## PROBLEM DESCRIPTION
Copy out the entries that follow. Leave none out.

'''

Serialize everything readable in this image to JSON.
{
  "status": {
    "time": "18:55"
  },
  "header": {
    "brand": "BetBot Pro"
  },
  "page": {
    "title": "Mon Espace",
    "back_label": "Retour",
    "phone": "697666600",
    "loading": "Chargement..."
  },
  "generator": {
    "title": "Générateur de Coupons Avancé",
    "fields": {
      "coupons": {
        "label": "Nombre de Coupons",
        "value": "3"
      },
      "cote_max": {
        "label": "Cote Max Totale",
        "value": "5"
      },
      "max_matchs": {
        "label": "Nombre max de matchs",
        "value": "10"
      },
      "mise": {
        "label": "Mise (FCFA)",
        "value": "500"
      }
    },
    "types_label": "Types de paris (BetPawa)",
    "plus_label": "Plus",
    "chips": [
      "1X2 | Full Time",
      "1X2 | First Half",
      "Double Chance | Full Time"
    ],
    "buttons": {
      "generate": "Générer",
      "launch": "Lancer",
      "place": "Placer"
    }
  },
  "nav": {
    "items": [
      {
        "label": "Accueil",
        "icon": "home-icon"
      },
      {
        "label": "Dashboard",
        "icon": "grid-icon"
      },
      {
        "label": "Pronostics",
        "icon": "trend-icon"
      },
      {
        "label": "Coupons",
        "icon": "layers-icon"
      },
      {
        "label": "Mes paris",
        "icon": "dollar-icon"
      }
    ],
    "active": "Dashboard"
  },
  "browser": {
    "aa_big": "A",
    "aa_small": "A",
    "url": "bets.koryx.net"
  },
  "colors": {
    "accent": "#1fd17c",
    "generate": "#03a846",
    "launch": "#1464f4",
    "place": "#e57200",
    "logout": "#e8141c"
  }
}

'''

## COMPLETED TASK
Serialize everything readable in this image to JSON.
{
  "status": {
    "time": "18:55"
  },
  "header": {
    "brand": "BetBot Pro"
  },
  "page": {
    "title": "Mon Espace",
    "back_label": "Retour",
    "phone": "697666600",
    "loading": "Chargement..."
  },
  "generator": {
    "title": "Générateur de Coupons Avancé",
    "fields": {
      "coupons": {
        "label": "Nombre de Coupons",
        "value": "3"
      },
      "cote_max": {
        "label": "Cote Max Totale",
        "value": "5"
      },
      "max_matchs": {
        "label": "Nombre max de matchs",
        "value": "10"
      },
      "mise": {
        "label": "Mise (FCFA)",
        "value": "500"
      }
    },
    "types_label": "Types de paris (BetPawa)",
    "plus_label": "Plus",
    "chips": [
      "1X2 | Full Time",
      "1X2 | First Half",
      "Double Chance | Full Time"
    ],
    "buttons": {
      "generate": "Générer",
      "launch": "Lancer",
      "place": "Placer"
    }
  },
  "nav": {
    "items": [
      {
        "label": "Accueil",
        "icon": "home-icon"
      },
      {
        "label": "Dashboard",
        "icon": "grid-icon"
      },
      {
        "label": "Pronostics",
        "icon": "trend-icon"
      },
      {
        "label": "Coupons",
        "icon": "layers-icon"
      },
      {
        "label": "Mes paris",
        "icon": "dollar-icon"
      }
    ],
    "active": "Dashboard"
  },
  "browser": {
    "aa_big": "A",
    "aa_small": "A",
    "url": "bets.koryx.net"
  },
  "colors": {
    "accent": "#1fd17c",
    "generate": "#03a846",
    "launch": "#1464f4",
    "place": "#e57200",
    "logout": "#e8141c"
  }
}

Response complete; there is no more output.